MM Founder Shares Campaign Memories in The Foodie Journal

August 20th, 2012

Monday Campaigns founder and chairman Sid Lerner was recently interviewed by The Foodie Journal, a new Meatless Monday blog that is offering weekly recipes with the help of inSHAPE personal training and nutrition services.

The Foodie Journal is one of hundreds of blogs that offer Meatless Monday recipes each week. The site is collaborating with the experts at inSHAPE Fitness to ensure that their menu selections are both delicious and nutritionally balanced. “I was a proponent of the Meatless Monday campaign since I first heard of it, considering how it can help both individuals and the planet,” says Foodie Journal creator Reuben Varzea. “So, when I had the opportunity to team up with inSHAPE Fitness to provide regular meatless recipes on The Foodie Journal, it was an obvious win-win.”

To celebrate the new Meatless Monday offerings, Varzea sat down with our founder to discuss the history of the movement, some of the campaign’s recent successes, and to look back on a few favorite food memories:

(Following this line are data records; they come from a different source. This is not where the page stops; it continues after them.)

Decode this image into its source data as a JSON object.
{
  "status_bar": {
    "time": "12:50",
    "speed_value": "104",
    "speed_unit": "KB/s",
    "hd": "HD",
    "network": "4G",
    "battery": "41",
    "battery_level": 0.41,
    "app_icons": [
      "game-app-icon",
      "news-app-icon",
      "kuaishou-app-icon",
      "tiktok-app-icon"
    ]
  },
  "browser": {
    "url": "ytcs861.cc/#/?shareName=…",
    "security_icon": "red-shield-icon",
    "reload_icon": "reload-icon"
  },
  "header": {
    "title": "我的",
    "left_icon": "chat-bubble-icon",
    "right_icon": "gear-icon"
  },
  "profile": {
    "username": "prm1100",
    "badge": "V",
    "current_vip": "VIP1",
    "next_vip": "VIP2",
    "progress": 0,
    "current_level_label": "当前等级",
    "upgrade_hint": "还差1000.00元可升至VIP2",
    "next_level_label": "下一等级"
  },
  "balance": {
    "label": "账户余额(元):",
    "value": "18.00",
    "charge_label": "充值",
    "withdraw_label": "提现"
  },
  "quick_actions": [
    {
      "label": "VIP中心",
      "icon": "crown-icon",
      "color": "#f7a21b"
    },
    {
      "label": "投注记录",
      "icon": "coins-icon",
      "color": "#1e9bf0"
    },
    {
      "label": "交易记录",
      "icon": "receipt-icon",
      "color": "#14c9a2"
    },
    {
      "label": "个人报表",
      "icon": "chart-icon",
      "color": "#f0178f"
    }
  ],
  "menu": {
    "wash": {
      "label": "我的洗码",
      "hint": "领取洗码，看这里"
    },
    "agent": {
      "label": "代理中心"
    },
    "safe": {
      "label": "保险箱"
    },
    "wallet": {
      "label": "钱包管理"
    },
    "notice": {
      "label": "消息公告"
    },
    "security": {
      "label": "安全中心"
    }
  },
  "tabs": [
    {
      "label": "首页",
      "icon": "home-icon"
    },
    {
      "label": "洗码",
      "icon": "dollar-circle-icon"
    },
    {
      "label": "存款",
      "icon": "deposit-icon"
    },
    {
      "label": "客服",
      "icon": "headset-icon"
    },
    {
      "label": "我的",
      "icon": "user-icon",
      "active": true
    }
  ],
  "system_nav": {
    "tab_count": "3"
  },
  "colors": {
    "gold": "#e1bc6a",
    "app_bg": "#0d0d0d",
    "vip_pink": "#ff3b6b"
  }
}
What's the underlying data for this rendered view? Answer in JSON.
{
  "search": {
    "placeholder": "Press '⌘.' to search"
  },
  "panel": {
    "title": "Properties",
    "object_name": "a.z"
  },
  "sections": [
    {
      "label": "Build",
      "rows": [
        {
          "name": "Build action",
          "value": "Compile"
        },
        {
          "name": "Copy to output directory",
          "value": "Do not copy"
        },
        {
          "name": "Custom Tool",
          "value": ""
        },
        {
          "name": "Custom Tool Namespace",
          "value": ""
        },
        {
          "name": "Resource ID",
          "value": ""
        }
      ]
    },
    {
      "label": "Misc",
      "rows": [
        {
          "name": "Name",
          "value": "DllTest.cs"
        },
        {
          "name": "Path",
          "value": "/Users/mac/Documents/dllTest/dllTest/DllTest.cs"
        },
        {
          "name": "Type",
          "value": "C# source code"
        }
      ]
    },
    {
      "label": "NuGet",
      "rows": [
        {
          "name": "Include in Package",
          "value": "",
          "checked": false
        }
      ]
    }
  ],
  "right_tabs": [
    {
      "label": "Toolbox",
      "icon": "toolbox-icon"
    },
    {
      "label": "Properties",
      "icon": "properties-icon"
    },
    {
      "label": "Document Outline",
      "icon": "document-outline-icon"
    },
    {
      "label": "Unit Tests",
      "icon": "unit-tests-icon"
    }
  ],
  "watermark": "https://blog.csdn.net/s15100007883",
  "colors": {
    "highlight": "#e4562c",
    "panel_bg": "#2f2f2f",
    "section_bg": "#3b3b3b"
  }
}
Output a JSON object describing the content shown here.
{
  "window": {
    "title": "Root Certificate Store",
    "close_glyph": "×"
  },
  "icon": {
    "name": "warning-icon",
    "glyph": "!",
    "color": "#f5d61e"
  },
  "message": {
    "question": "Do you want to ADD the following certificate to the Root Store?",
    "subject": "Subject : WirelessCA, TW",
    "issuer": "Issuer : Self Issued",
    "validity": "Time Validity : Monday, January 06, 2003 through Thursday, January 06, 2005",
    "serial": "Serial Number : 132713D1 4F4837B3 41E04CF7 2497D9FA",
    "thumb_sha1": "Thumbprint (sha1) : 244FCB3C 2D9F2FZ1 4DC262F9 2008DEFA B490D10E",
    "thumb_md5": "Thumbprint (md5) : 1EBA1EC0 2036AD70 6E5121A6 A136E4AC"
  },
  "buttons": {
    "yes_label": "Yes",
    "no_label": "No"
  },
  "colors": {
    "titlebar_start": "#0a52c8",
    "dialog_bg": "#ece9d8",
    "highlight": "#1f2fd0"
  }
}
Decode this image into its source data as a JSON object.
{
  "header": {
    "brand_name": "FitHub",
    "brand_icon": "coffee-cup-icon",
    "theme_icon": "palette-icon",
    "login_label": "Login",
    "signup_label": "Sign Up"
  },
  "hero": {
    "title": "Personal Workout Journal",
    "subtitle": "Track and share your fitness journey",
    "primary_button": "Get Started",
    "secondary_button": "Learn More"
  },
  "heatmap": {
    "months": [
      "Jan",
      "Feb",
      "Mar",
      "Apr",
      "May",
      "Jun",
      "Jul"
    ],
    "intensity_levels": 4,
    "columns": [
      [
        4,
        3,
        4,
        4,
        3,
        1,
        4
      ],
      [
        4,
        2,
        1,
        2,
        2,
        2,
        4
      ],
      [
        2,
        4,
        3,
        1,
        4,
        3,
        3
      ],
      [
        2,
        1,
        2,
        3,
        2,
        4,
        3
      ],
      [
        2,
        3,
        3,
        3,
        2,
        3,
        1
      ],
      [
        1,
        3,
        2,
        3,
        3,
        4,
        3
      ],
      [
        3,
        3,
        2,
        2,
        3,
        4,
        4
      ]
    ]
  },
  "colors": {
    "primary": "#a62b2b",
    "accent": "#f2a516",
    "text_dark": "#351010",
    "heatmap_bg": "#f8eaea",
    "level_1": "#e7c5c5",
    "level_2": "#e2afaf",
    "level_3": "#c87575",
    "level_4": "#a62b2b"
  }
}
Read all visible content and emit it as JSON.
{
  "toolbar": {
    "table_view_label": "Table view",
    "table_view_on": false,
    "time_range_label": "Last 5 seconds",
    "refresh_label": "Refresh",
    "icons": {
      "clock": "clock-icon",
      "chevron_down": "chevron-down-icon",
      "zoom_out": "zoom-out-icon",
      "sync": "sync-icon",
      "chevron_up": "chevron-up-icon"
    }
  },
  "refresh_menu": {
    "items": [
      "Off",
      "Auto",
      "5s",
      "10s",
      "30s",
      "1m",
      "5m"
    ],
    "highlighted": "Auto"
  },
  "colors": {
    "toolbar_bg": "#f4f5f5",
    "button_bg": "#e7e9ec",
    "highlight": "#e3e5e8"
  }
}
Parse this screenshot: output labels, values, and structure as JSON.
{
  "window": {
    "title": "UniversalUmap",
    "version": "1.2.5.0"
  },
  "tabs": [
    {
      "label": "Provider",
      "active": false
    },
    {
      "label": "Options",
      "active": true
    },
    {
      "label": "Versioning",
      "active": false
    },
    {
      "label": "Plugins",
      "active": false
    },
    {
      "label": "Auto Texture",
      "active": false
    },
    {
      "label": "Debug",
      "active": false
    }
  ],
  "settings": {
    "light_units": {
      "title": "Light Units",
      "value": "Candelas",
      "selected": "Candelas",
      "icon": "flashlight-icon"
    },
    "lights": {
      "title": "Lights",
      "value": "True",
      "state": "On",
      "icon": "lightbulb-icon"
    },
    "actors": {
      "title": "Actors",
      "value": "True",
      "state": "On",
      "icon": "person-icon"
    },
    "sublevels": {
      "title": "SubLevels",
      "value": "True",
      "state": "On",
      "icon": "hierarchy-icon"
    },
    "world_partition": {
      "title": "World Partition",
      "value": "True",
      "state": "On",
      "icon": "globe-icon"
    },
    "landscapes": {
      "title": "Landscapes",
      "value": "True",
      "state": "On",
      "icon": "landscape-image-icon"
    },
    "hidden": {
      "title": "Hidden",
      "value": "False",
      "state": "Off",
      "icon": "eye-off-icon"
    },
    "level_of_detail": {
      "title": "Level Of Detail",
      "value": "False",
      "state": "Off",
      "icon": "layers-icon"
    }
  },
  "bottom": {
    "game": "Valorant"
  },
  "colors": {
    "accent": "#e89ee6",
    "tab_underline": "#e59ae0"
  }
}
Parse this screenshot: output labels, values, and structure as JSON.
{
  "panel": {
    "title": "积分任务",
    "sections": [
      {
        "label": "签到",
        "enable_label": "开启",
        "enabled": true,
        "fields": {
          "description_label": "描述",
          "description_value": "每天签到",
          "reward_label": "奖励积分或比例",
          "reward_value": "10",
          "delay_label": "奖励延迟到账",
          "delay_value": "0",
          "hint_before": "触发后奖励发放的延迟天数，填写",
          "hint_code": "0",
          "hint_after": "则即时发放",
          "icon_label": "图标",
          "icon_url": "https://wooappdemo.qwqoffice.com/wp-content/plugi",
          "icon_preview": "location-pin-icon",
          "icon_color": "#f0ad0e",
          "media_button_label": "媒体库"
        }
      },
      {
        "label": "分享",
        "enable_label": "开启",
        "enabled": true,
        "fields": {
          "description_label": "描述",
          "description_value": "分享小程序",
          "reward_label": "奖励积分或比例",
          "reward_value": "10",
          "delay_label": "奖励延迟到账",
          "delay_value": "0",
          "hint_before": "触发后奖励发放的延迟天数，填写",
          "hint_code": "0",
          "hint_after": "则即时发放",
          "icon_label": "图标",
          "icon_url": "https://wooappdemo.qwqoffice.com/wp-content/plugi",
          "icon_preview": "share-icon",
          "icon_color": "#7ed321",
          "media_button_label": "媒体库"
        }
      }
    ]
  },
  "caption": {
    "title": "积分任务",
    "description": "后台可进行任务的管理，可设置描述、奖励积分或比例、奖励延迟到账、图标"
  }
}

Foodie Journal: So how did you get your start with the idea of Meatless Monday? How did Meatless Monday come to exist?

Sid Lerner: Well, I was semi-retired and doing some pro bono consulting. I was at a conference about 9 years ago at Johns Hopkins. At the time obesity wasn’t the headline. Cholesterol was, as were saturated fat, heart disease, cancer, etc. So the question was raised as to how much meat we were eating, you know? How much is too much? The FDA and USDA were saying about 15% of our diet would be the recommended amount. Well, we’re eating about twice the meat per capita than we should be, about double what we were eating in the 40′s and the 50′s when I was growing up. That was a major contributor to a lot of the growing health issues we had been seeing. So for the past 9 years it was something we started to talk about. Trying to cut down on the amount of meat that people consume. We did the math and found that cutting down to get to that 15% recommendation meant cutting out 3 meals worth of meat each week. Just one day a week! So if we cut out meat for just one day a week we’d get closer to where we needed to be.

I remember from my childhood during World War II President Roosevelt instituted a conservation program called “Meatless Monday”. We did some research and found that it was something he had taken from Woodrow Wilson and Herbert Hoover during World War I, when it was also instituted as a conservation program. We really liked the name, and we decided to use it to start a new campaign to cut back on meat one day a week. So we built a non-profit organization around the idea and called it the Monday Campaigns. It was the perfect day because so many people look at Monday as a fresh start, you know? “Well I screwed up last week, how can I do right this week?” [LAUGHS] But we’ve had some great success with it. We have 23 countries that have picked it up around the world.

FJ: What are some of the benefits that come from being involved with Meatless Mondays?

SL: Well, we started out primarily to try to cut back on one of the major sources of saturated fats which is animal products. Also thinking about the environmental issues that come from raising these animals, greenhouse gases and what not. So while initially we got a lot of interest from people who were interested in better health, over the past few years we’ve had additional support come from people interested in helping the environment. So It’s beneficial in many different ways.

FJ: What kind of reaction have you had from those in the food industry?

SL: It’s been great! A great response. We just sent out flyers and emails to more chefs and restaurants about the program. A good showing of how this works well for restaurants, we have Dovetail in New York City with Chef John Fraser who did an interview on NPR about it, and he said that Meatless Monday has been great for them. Every Monday night as a result has become kind of like an event because of it. And, it’s interesting as a restauranteur cause you end up seeing a very different demographic in the restaurant that you might not see on a Tuesday or a Saturday.We also have Jason Weiner at the Almond Restaurant, and he’s commented on how it’s expanding their clientele, challenging their cooks and helping them to support local growers.

Also we have wonderful Mario Batali who was one of the first to get on board, and he’s the prince of pork! His fourteen restaurants all participate in Meatless Monday which is pretty incredible. He’s also on the TV show “The Chew” on ABC and they gave us a full hour on their show a couple of months ago about Meatless Monday which was great.

But, simply put, Meatless Mondays is a win-win-win. It’s a win for the diners, it’s a win for the restaurants and growers, and a win for the planet. In retrospect I have no idea why it took me so long to get on board!

FJ: So, I have a personal question for you. Do you have a particular food memory that you enjoy remembering or thinking back on that you’d like to share?

SL: Oh sure! People sometimes think that just because we promote this idea of Meatless Monday, and trying to be healthy that we don’t enjoy food. That couldn’t be further from the truth! For me, though, it’s a very simple memory. My mother came from Hungary, and she had all different kinds of dishes that she would make. One of my favorites was in the winter time when she’s take out maybe a day-old rye bread that had been well toasted and she’d put butter on it and just rub it with garlic cloves until the garlic would just disappear. Would be so much garlic we could practically go outside and breath the snow away! [LAUGHS] I’m a major garlic fan. I love it!